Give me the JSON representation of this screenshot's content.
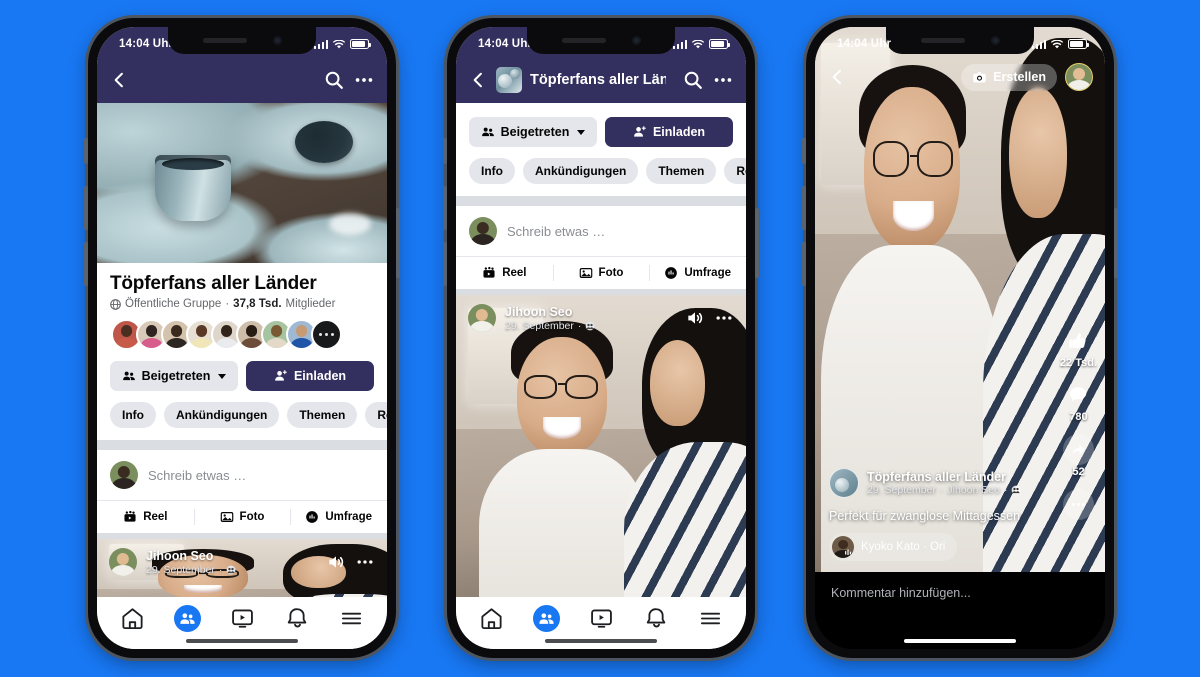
{
  "background_color": "#1877f2",
  "brand": {
    "fb_blue": "#1877f2",
    "header_navy": "#332f5e",
    "pill_grey": "#e4e6eb"
  },
  "status_bar": {
    "time": "14:04 Uhr",
    "signal_icon": "cellular-bars-icon",
    "wifi_icon": "wifi-icon",
    "battery_icon": "battery-icon"
  },
  "phone_1": {
    "name": "group-profile-screen",
    "header": {
      "back_icon": "chevron-left-icon",
      "search_icon": "search-icon",
      "more_icon": "more-horizontal-icon"
    },
    "cover_photo_alt": "pottery-cover-photo",
    "group": {
      "title": "Töpferfans aller Länder",
      "privacy_icon": "globe-icon",
      "privacy": "Öffentliche Gruppe",
      "separator": "·",
      "member_count": "37,8 Tsd.",
      "member_label": "Mitglieder",
      "avatar_count": 9,
      "avatar_overflow_icon": "more-dots-icon"
    },
    "actions": {
      "joined_icon": "people-icon",
      "joined_label": "Beigetreten",
      "joined_caret_icon": "chevron-down-icon",
      "invite_icon": "person-add-icon",
      "invite_label": "Einladen"
    },
    "tabs": [
      "Info",
      "Ankündigungen",
      "Themen",
      "Reels"
    ],
    "composer": {
      "avatar": "user-avatar",
      "placeholder": "Schreib etwas …",
      "actions": [
        {
          "icon": "reel-icon",
          "label": "Reel"
        },
        {
          "icon": "photo-icon",
          "label": "Foto"
        },
        {
          "icon": "poll-icon",
          "label": "Umfrage"
        }
      ]
    },
    "post": {
      "author": "Jihoon Seo",
      "date": "29. September",
      "separator": "·",
      "audience_icon": "group-privacy-icon",
      "sound_icon": "speaker-on-icon",
      "more_icon": "more-horizontal-icon"
    },
    "bottom_nav": [
      {
        "icon": "home-icon",
        "active": false
      },
      {
        "icon": "groups-icon",
        "active": true
      },
      {
        "icon": "watch-video-icon",
        "active": false
      },
      {
        "icon": "bell-notifications-icon",
        "active": false
      },
      {
        "icon": "menu-hamburger-icon",
        "active": false
      }
    ]
  },
  "phone_2": {
    "name": "group-feed-screen",
    "header": {
      "back_icon": "chevron-left-icon",
      "group_image": "group-thumbnail",
      "title": "Töpferfans aller Länder",
      "search_icon": "search-icon",
      "more_icon": "more-horizontal-icon"
    },
    "actions": {
      "joined_icon": "people-icon",
      "joined_label": "Beigetreten",
      "joined_caret_icon": "chevron-down-icon",
      "invite_icon": "person-add-icon",
      "invite_label": "Einladen"
    },
    "tabs": [
      "Info",
      "Ankündigungen",
      "Themen",
      "Reels"
    ],
    "composer": {
      "placeholder": "Schreib etwas …",
      "actions": [
        {
          "icon": "reel-icon",
          "label": "Reel"
        },
        {
          "icon": "photo-icon",
          "label": "Foto"
        },
        {
          "icon": "poll-icon",
          "label": "Umfrage"
        }
      ]
    },
    "post": {
      "author": "Jihoon Seo",
      "date": "29. September",
      "separator": "·",
      "audience_icon": "group-privacy-icon",
      "sound_icon": "speaker-on-icon",
      "more_icon": "more-horizontal-icon"
    },
    "bottom_nav": [
      {
        "icon": "home-icon",
        "active": false
      },
      {
        "icon": "groups-icon",
        "active": true
      },
      {
        "icon": "watch-video-icon",
        "active": false
      },
      {
        "icon": "bell-notifications-icon",
        "active": false
      },
      {
        "icon": "menu-hamburger-icon",
        "active": false
      }
    ]
  },
  "phone_3": {
    "name": "reel-player-screen",
    "top": {
      "back_icon": "chevron-left-icon",
      "create_icon": "camera-icon",
      "create_label": "Erstellen",
      "profile_avatar": "user-avatar"
    },
    "rail": [
      {
        "icon": "thumbs-up-icon",
        "count": "22 Tsd."
      },
      {
        "icon": "comment-bubble-icon",
        "count": "780"
      },
      {
        "icon": "share-arrow-icon",
        "count": "52"
      },
      {
        "icon": "more-dots-icon",
        "count": ""
      }
    ],
    "info": {
      "group_image": "group-thumbnail",
      "group_name": "Töpferfans aller Länder",
      "date": "29. September",
      "separator": "·",
      "author": "Jihoon Seo",
      "audience_icon": "group-privacy-icon",
      "caption": "Perfekt für zwanglose Mittagessen",
      "audio_icon": "audio-wave-icon",
      "audio_label": "Kyoko Kato · Ori"
    },
    "comment_placeholder": "Kommentar hinzufügen..."
  }
}
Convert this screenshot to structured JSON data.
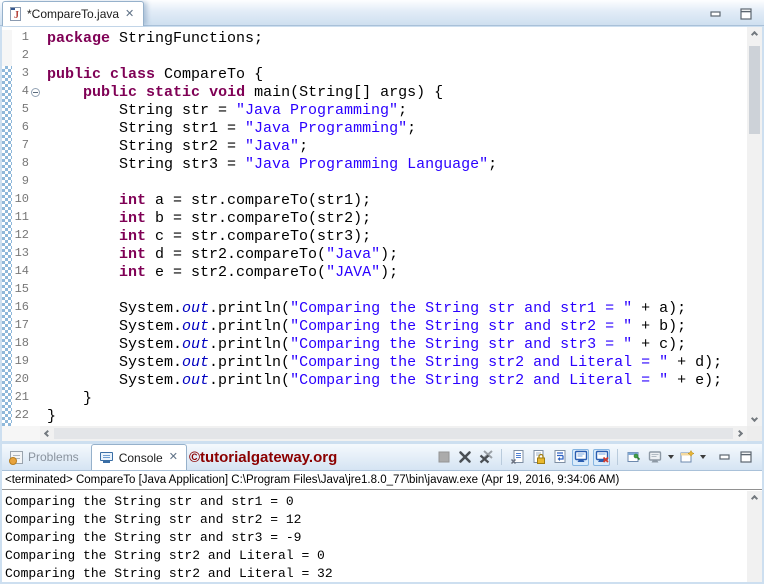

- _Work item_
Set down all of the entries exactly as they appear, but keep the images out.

- _Task result_
Give me the JSON representation of this screenshot's content.
{
  "background_color": "#1877f2",
  "brand": {
    "fb_blue": "#1877f2",
    "header_navy": "#332f5e",
    "pill_grey": "#e4e6eb"
  },
  "status_bar": {
    "time": "14:04 Uhr",
    "signal_icon": "cellular-bars-icon",
    "wifi_icon": "wifi-icon",
    "battery_icon": "battery-icon"
  },
  "phone_1": {
    "name": "group-profile-screen",
    "header": {
      "back_icon": "chevron-left-icon",
      "search_icon": "search-icon",
      "more_icon": "more-horizontal-icon"
    },
    "cover_photo_alt": "pottery-cover-photo",
    "group": {
      "title": "Töpferfans aller Länder",
      "privacy_icon": "globe-icon",
      "privacy": "Öffentliche Gruppe",
      "separator": "·",
      "member_count": "37,8 Tsd.",
      "member_label": "Mitglieder",
      "avatar_count": 9,
      "avatar_overflow_icon": "more-dots-icon"
    },
    "actions": {
      "joined_icon": "people-icon",
      "joined_label": "Beigetreten",
      "joined_caret_icon": "chevron-down-icon",
      "invite_icon": "person-add-icon",
      "invite_label": "Einladen"
    },
    "tabs": [
      "Info",
      "Ankündigungen",
      "Themen",
      "Reels"
    ],
    "composer": {
      "avatar": "user-avatar",
      "placeholder": "Schreib etwas …",
      "actions": [
        {
          "icon": "reel-icon",
          "label": "Reel"
        },
        {
          "icon": "photo-icon",
          "label": "Foto"
        },
        {
          "icon": "poll-icon",
          "label": "Umfrage"
        }
      ]
    },
    "post": {
      "author": "Jihoon Seo",
      "date": "29. September",
      "separator": "·",
      "audience_icon": "group-privacy-icon",
      "sound_icon": "speaker-on-icon",
      "more_icon": "more-horizontal-icon"
    },
    "bottom_nav": [
      {
        "icon": "home-icon",
        "active": false
      },
      {
        "icon": "groups-icon",
        "active": true
      },
      {
        "icon": "watch-video-icon",
        "active": false
      },
      {
        "icon": "bell-notifications-icon",
        "active": false
      },
      {
        "icon": "menu-hamburger-icon",
        "active": false
      }
    ]
  },
  "phone_2": {
    "name": "group-feed-screen",
    "header": {
      "back_icon": "chevron-left-icon",
      "group_image": "group-thumbnail",
      "title": "Töpferfans aller Länder",
      "search_icon": "search-icon",
      "more_icon": "more-horizontal-icon"
    },
    "actions": {
      "joined_icon": "people-icon",
      "joined_label": "Beigetreten",
      "joined_caret_icon": "chevron-down-icon",
      "invite_icon": "person-add-icon",
      "invite_label": "Einladen"
    },
    "tabs": [
      "Info",
      "Ankündigungen",
      "Themen",
      "Reels"
    ],
    "composer": {
      "placeholder": "Schreib etwas …",
      "actions": [
        {
          "icon": "reel-icon",
          "label": "Reel"
        },
        {
          "icon": "photo-icon",
          "label": "Foto"
        },
        {
          "icon": "poll-icon",
          "label": "Umfrage"
        }
      ]
    },
    "post": {
      "author": "Jihoon Seo",
      "date": "29. September",
      "separator": "·",
      "audience_icon": "group-privacy-icon",
      "sound_icon": "speaker-on-icon",
      "more_icon": "more-horizontal-icon"
    },
    "bottom_nav": [
      {
        "icon": "home-icon",
        "active": false
      },
      {
        "icon": "groups-icon",
        "active": true
      },
      {
        "icon": "watch-video-icon",
        "active": false
      },
      {
        "icon": "bell-notifications-icon",
        "active": false
      },
      {
        "icon": "menu-hamburger-icon",
        "active": false
      }
    ]
  },
  "phone_3": {
    "name": "reel-player-screen",
    "top": {
      "back_icon": "chevron-left-icon",
      "create_icon": "camera-icon",
      "create_label": "Erstellen",
      "profile_avatar": "user-avatar"
    },
    "rail": [
      {
        "icon": "thumbs-up-icon",
        "count": "22 Tsd."
      },
      {
        "icon": "comment-bubble-icon",
        "count": "780"
      },
      {
        "icon": "share-arrow-icon",
        "count": "52"
      },
      {
        "icon": "more-dots-icon",
        "count": ""
      }
    ],
    "info": {
      "group_image": "group-thumbnail",
      "group_name": "Töpferfans aller Länder",
      "date": "29. September",
      "separator": "·",
      "author": "Jihoon Seo",
      "audience_icon": "group-privacy-icon",
      "caption": "Perfekt für zwanglose Mittagessen",
      "audio_icon": "audio-wave-icon",
      "audio_label": "Kyoko Kato · Ori"
    },
    "comment_placeholder": "Kommentar hinzufügen..."
  }
}
Convert this screenshot to structured JSON data.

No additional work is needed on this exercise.